= Task objective =
When you retype the data, keep every word exactly and include none of the pictures.

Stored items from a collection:
+-------+
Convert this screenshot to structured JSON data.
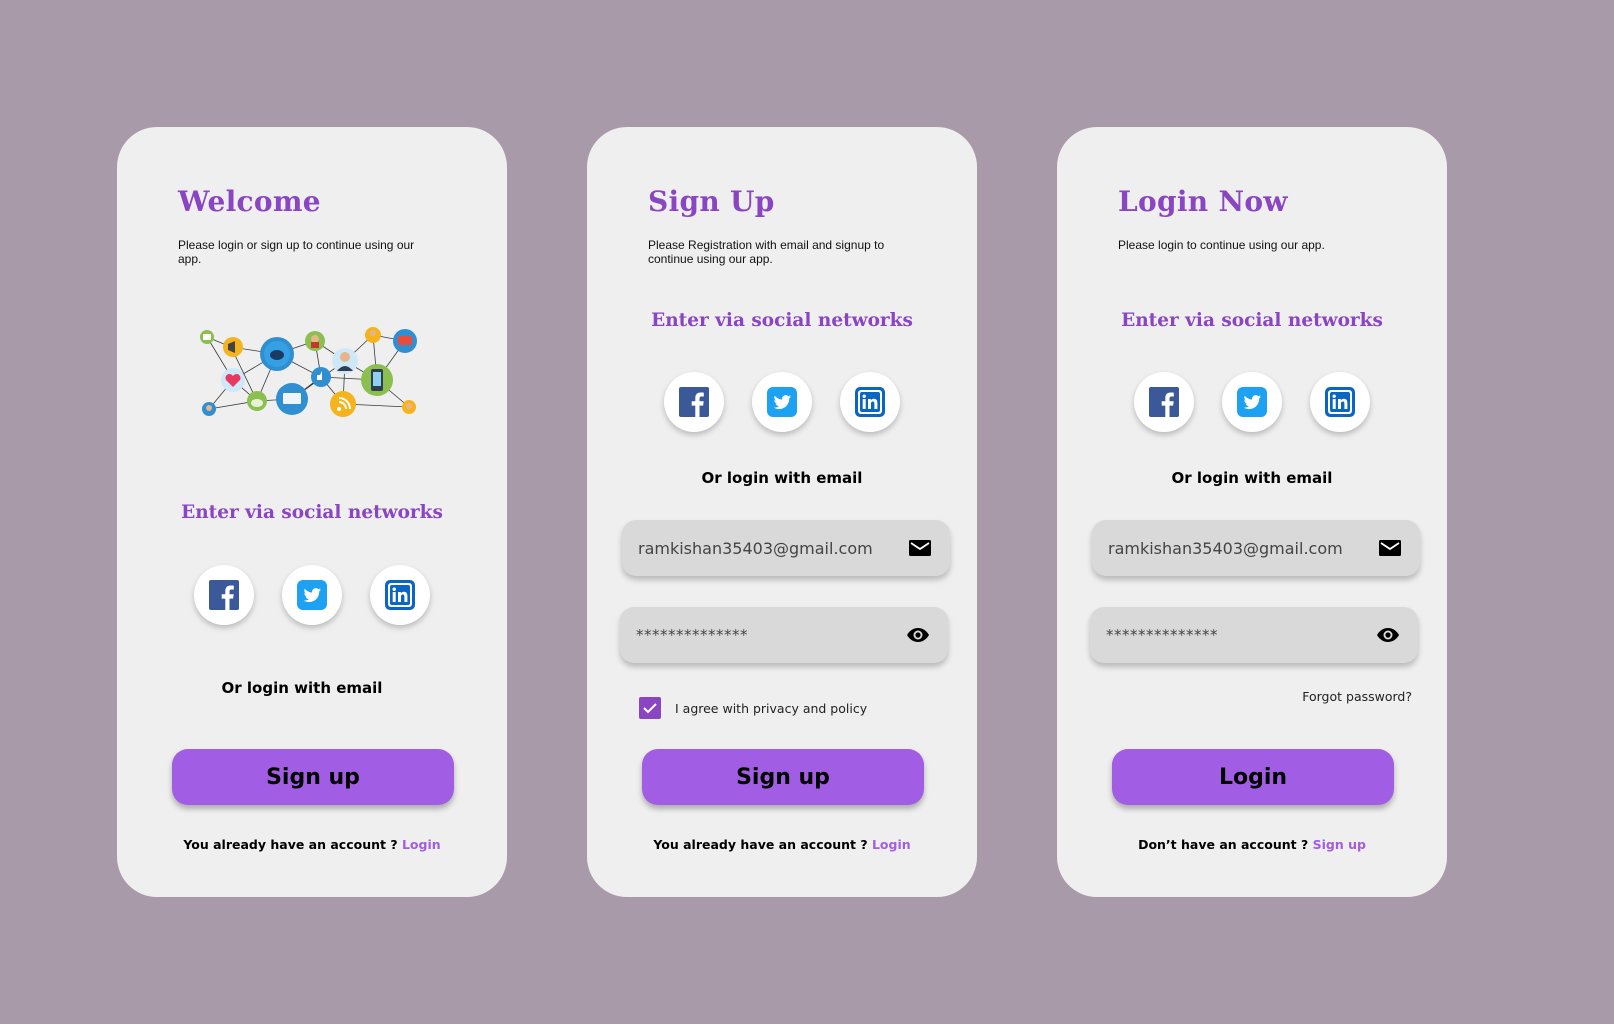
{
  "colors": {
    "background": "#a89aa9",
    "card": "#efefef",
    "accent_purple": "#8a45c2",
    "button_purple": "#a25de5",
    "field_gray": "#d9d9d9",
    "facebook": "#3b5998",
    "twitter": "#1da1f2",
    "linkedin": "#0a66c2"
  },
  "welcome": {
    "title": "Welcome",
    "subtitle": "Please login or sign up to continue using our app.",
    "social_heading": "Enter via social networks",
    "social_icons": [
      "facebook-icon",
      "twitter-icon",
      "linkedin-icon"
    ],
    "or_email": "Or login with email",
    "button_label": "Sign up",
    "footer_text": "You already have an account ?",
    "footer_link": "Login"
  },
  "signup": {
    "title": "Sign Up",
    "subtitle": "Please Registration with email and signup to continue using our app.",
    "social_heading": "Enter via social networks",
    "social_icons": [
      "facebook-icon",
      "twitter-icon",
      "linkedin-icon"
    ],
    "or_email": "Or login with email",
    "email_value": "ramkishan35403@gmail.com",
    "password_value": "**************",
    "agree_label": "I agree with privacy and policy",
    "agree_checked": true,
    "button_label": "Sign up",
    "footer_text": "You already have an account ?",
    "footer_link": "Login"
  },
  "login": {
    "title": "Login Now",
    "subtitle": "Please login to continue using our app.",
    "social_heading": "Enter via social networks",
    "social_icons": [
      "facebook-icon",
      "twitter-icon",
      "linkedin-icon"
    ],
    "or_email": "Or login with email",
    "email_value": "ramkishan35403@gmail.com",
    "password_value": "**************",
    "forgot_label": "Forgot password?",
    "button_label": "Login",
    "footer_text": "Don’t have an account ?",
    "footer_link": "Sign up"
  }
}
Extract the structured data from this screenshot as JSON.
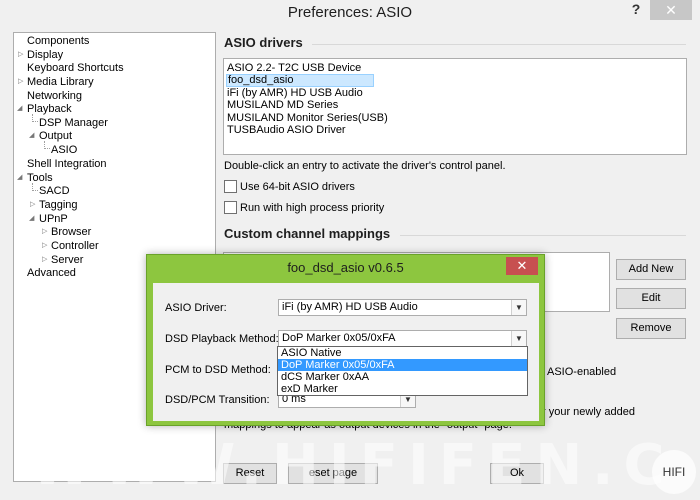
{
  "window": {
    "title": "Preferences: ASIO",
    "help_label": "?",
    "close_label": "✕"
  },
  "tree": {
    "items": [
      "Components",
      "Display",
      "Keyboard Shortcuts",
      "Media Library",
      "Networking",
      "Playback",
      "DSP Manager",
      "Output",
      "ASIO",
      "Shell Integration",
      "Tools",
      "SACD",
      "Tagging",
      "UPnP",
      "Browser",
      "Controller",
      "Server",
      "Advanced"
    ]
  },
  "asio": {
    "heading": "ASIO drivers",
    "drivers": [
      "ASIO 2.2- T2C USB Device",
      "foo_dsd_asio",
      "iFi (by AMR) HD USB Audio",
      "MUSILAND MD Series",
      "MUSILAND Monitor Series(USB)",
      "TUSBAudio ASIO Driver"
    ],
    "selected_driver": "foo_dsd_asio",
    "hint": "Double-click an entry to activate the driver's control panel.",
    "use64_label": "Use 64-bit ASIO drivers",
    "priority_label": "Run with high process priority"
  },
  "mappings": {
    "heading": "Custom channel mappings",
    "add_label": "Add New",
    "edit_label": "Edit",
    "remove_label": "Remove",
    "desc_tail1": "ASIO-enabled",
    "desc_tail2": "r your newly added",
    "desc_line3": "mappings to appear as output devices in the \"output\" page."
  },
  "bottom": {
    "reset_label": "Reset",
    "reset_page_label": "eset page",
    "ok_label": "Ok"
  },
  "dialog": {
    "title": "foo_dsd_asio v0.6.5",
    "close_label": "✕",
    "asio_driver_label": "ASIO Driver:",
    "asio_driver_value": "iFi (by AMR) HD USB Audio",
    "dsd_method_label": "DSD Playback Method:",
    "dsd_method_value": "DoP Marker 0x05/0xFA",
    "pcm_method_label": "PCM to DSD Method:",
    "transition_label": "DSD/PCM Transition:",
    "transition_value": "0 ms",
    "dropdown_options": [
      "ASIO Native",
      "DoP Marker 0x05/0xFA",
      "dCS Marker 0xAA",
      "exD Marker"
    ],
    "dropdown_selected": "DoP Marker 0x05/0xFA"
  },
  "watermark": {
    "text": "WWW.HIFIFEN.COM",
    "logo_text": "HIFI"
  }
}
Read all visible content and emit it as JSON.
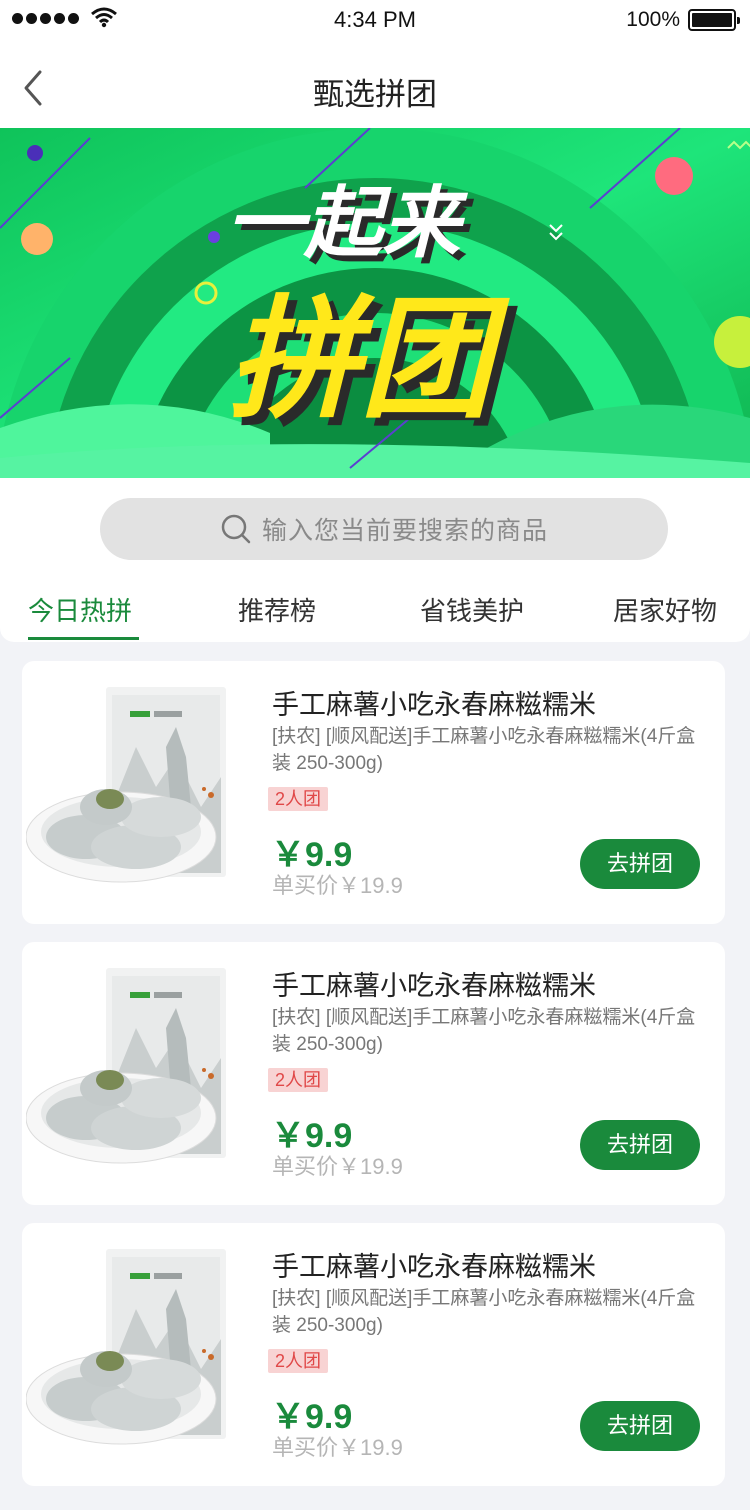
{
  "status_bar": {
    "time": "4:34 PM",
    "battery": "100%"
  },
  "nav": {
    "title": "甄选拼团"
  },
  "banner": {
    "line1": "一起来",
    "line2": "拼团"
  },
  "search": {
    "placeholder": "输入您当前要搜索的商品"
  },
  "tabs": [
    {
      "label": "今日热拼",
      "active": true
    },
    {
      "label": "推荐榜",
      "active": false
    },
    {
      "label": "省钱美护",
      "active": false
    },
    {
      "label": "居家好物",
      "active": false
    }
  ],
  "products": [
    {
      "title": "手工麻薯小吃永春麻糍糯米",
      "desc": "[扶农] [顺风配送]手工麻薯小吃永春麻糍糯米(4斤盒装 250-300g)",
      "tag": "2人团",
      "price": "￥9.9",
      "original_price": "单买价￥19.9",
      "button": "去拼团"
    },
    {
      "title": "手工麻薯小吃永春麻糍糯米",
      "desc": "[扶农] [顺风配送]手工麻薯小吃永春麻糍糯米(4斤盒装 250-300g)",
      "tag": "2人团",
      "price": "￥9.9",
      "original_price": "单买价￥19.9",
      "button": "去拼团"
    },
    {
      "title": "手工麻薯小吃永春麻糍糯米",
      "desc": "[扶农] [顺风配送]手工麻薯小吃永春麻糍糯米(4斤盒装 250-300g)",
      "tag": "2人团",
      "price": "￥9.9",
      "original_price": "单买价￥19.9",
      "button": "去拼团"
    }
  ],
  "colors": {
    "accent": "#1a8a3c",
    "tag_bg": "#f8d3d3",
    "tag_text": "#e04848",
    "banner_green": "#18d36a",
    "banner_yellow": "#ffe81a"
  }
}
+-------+
= Response to the task =
Convert this screenshot to structured JSON data.
{
  "colors": {
    "background": "#a89aa9",
    "card": "#efefef",
    "accent_purple": "#8a45c2",
    "button_purple": "#a25de5",
    "field_gray": "#d9d9d9",
    "facebook": "#3b5998",
    "twitter": "#1da1f2",
    "linkedin": "#0a66c2"
  },
  "welcome": {
    "title": "Welcome",
    "subtitle": "Please login or sign up to continue using our app.",
    "social_heading": "Enter via social networks",
    "social_icons": [
      "facebook-icon",
      "twitter-icon",
      "linkedin-icon"
    ],
    "or_email": "Or login with email",
    "button_label": "Sign up",
    "footer_text": "You already have an account ?",
    "footer_link": "Login"
  },
  "signup": {
    "title": "Sign Up",
    "subtitle": "Please Registration with email and signup to continue using our app.",
    "social_heading": "Enter via social networks",
    "social_icons": [
      "facebook-icon",
      "twitter-icon",
      "linkedin-icon"
    ],
    "or_email": "Or login with email",
    "email_value": "ramkishan35403@gmail.com",
    "password_value": "**************",
    "agree_label": "I agree with privacy and policy",
    "agree_checked": true,
    "button_label": "Sign up",
    "footer_text": "You already have an account ?",
    "footer_link": "Login"
  },
  "login": {
    "title": "Login Now",
    "subtitle": "Please login to continue using our app.",
    "social_heading": "Enter via social networks",
    "social_icons": [
      "facebook-icon",
      "twitter-icon",
      "linkedin-icon"
    ],
    "or_email": "Or login with email",
    "email_value": "ramkishan35403@gmail.com",
    "password_value": "**************",
    "forgot_label": "Forgot password?",
    "button_label": "Login",
    "footer_text": "Don’t have an account ?",
    "footer_link": "Sign up"
  }
}
Extract the structured data from this screenshot as JSON.
{
  "window": {
    "title": "Preferences: ASIO",
    "help_label": "?",
    "close_label": "✕"
  },
  "tree": {
    "items": [
      "Components",
      "Display",
      "Keyboard Shortcuts",
      "Media Library",
      "Networking",
      "Playback",
      "DSP Manager",
      "Output",
      "ASIO",
      "Shell Integration",
      "Tools",
      "SACD",
      "Tagging",
      "UPnP",
      "Browser",
      "Controller",
      "Server",
      "Advanced"
    ]
  },
  "asio": {
    "heading": "ASIO drivers",
    "drivers": [
      "ASIO 2.2- T2C USB Device",
      "foo_dsd_asio",
      "iFi (by AMR) HD USB Audio",
      "MUSILAND MD Series",
      "MUSILAND Monitor Series(USB)",
      "TUSBAudio ASIO Driver"
    ],
    "selected_driver": "foo_dsd_asio",
    "hint": "Double-click an entry to activate the driver's control panel.",
    "use64_label": "Use 64-bit ASIO drivers",
    "priority_label": "Run with high process priority"
  },
  "mappings": {
    "heading": "Custom channel mappings",
    "add_label": "Add New",
    "edit_label": "Edit",
    "remove_label": "Remove",
    "desc_tail1": "ASIO-enabled",
    "desc_tail2": "r your newly added",
    "desc_line3": "mappings to appear as output devices in the \"output\" page."
  },
  "bottom": {
    "reset_label": "Reset",
    "reset_page_label": "eset page",
    "ok_label": "Ok"
  },
  "dialog": {
    "title": "foo_dsd_asio v0.6.5",
    "close_label": "✕",
    "asio_driver_label": "ASIO Driver:",
    "asio_driver_value": "iFi (by AMR) HD USB Audio",
    "dsd_method_label": "DSD Playback Method:",
    "dsd_method_value": "DoP Marker 0x05/0xFA",
    "pcm_method_label": "PCM to DSD Method:",
    "transition_label": "DSD/PCM Transition:",
    "transition_value": "0 ms",
    "dropdown_options": [
      "ASIO Native",
      "DoP Marker 0x05/0xFA",
      "dCS Marker 0xAA",
      "exD Marker"
    ],
    "dropdown_selected": "DoP Marker 0x05/0xFA"
  },
  "watermark": {
    "text": "WWW.HIFIFEN.COM",
    "logo_text": "HIFI"
  }
}
Read all visible content and emit it as JSON.
{
  "status_bar": {
    "time": "4:34 PM",
    "battery": "100%"
  },
  "nav": {
    "title": "甄选拼团"
  },
  "banner": {
    "line1": "一起来",
    "line2": "拼团"
  },
  "search": {
    "placeholder": "输入您当前要搜索的商品"
  },
  "tabs": [
    {
      "label": "今日热拼",
      "active": true
    },
    {
      "label": "推荐榜",
      "active": false
    },
    {
      "label": "省钱美护",
      "active": false
    },
    {
      "label": "居家好物",
      "active": false
    }
  ],
  "products": [
    {
      "title": "手工麻薯小吃永春麻糍糯米",
      "desc": "[扶农] [顺风配送]手工麻薯小吃永春麻糍糯米(4斤盒装 250-300g)",
      "tag": "2人团",
      "price": "￥9.9",
      "original_price": "单买价￥19.9",
      "button": "去拼团"
    },
    {
      "title": "手工麻薯小吃永春麻糍糯米",
      "desc": "[扶农] [顺风配送]手工麻薯小吃永春麻糍糯米(4斤盒装 250-300g)",
      "tag": "2人团",
      "price": "￥9.9",
      "original_price": "单买价￥19.9",
      "button": "去拼团"
    },
    {
      "title": "手工麻薯小吃永春麻糍糯米",
      "desc": "[扶农] [顺风配送]手工麻薯小吃永春麻糍糯米(4斤盒装 250-300g)",
      "tag": "2人团",
      "price": "￥9.9",
      "original_price": "单买价￥19.9",
      "button": "去拼团"
    }
  ],
  "colors": {
    "accent": "#1a8a3c",
    "tag_bg": "#f8d3d3",
    "tag_text": "#e04848",
    "banner_green": "#18d36a",
    "banner_yellow": "#ffe81a"
  }
}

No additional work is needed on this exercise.